Annabel Bassil, 22, was working her shift in Sydney's pub in Sutherland Shire. A 41-year-old man was walking by and slapped her bum.
She said she was left shaken, in tears and feeling "violated" by the incident, which was caught on CCTV.
Annabel didn't know him:
"I had had no previous interaction with this customer. He simply walked in, saw me, and hit me, to which he attempted to justify by saying that it was fine because he had a wife."
"What do you even say to that? In his mind, it was justified."
The police threw the man out, and Ms. Basill made a formal complaint regarding the matter the following day.
The case from last summer is finally settled
After over a year, Basill and the married father of two met again, this time in courtroom.
The man pleaded guilty to a charge of common assault. He explained that he was excited after learning that his NRL Team, the South Sydney Rabbitohs, had won.
The defense asked the young bar manager whether or not it was her handheld radio hanging on her waist, which felt most of the man's hand.
She explained to ABC:
"That's not the point. The point is that he did it. I did nothing that meant he could do that."
The man was found guilty, though he was only given a section 10 dismissal.
Despite the lack of punishment, Annabel seemed pleased:
"He was clearly remorseful about this spur of the moment action, and for him, it has cost him a year of lawyers fees, as well as the embarrassment of his own behavior."
"From the way that he behaved in court, I could tell that he knew he was in the wrong, and for me, that was enough."
The wife took her husband's side
One thing made things worse, and it's most likely the reason why the bar manager felt as if her mental health is under threat.

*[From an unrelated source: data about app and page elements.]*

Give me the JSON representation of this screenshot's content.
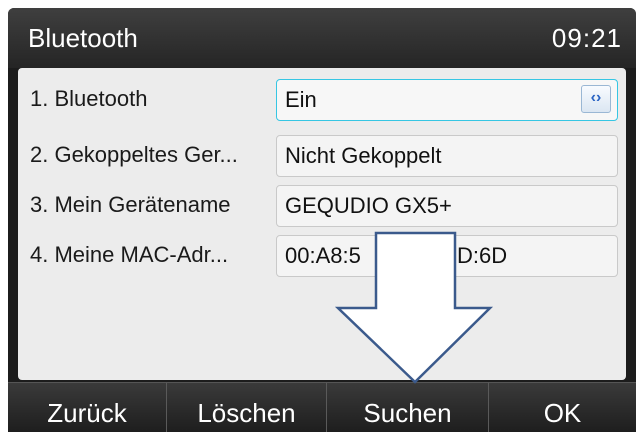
{
  "header": {
    "title": "Bluetooth",
    "time": "09:21"
  },
  "settings": [
    {
      "label": "1. Bluetooth",
      "value": "Ein",
      "control": "left-right-arrows-icon"
    },
    {
      "label": "2. Gekoppeltes Ger...",
      "value": "Nicht Gekoppelt"
    },
    {
      "label": "3. Mein Gerätename",
      "value": "GEQUDIO GX5+"
    },
    {
      "label": "4. Meine MAC-Adr...",
      "value": "00:A8:5"
    },
    {
      "value_suffix": "D:6D"
    }
  ],
  "softkeys": [
    "Zurück",
    "Löschen",
    "Suchen",
    "OK"
  ],
  "colors": {
    "accent": "#36c6e3",
    "arrow_outline": "#3b5a8c"
  },
  "overlay": {
    "icon": "down-arrow-icon"
  }
}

After the disturbance, the man's wife approached her, demanded that she not "do anything stupid" since he had "just [been] having fun."
As Basill explained to the media:
"This event had a knock-on effect on me questioning my worth and caused my mental health to deteriorate, as well as it leading me to really dislike working in a pub."
"It also caused me to imagine this guy's face wherever I went, and I generally felt uncomfortable in my workplace."
The brave young woman's been working in the industry since she was 17. She said that it's tough to be a woman in hospitality.
Annabel gave a fantastic message to all women out there, facing objectification every day:
"We are constantly objectified, told that we would 'look prettier if we smile' and that because you poured them a beer, you owe them something and that your sole purpose of being there is to be something nice to look at.
"As a female manager, I was exposed to multiple male customers in disbelief that they would consider leaving a female in charge and that they would only speak to 'male managers.'"
"I had several males around me imply that they thought I was overreacting and wasting my time, which only made this situation more overwhelming."
Bassil received appreciation over the workplace assault case
Annabel received an "amazing response" from many women from the industry. One woman wrote on Facebook:
"It happened to me when I was a waitress at about 20 years old. It just felt so gross to be violated like that."
"A man did that to me many years ago when I was walking through a bar. I was very offended."
Meanwhile, third woman posted:
"This happened to me many times over the years, and it is really awful."
"It makes you scared to walk past men."
Australian Human Rights Commission found that 39% of women face sexual harassment in the workplace. Annabel's step might seem small, but it's clearly a step in the right direction!